═════ Records to use ═════

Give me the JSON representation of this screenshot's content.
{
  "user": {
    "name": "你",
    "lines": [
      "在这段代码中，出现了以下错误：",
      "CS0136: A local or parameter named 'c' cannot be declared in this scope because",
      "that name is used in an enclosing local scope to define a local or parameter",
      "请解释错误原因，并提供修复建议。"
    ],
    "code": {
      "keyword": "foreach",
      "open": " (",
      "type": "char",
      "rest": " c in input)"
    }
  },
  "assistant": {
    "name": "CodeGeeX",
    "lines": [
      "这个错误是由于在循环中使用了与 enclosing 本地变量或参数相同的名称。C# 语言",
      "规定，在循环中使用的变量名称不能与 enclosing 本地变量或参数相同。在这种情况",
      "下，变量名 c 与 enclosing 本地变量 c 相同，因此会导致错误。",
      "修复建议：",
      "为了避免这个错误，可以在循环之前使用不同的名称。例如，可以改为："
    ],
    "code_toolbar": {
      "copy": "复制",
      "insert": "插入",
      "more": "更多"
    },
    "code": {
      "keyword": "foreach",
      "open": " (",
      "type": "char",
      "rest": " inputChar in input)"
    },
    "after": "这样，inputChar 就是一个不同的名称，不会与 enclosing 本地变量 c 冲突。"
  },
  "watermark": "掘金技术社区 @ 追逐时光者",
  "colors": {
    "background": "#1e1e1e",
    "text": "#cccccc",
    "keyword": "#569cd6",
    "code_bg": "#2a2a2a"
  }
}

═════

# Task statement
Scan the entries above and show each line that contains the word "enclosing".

# Finished task
      "that name is used in an enclosing local scope to define a local or parameter",
      "这个错误是由于在循环中使用了与 enclosing 本地变量或参数相同的名称。C# 语言",
      "规定，在循环中使用的变量名称不能与 enclosing 本地变量或参数相同。在这种情况",
      "下，变量名 c 与 enclosing 本地变量 c 相同，因此会导致错误。",
    "after": "这样，inputChar 就是一个不同的名称，不会与 enclosing 本地变量 c 冲突。"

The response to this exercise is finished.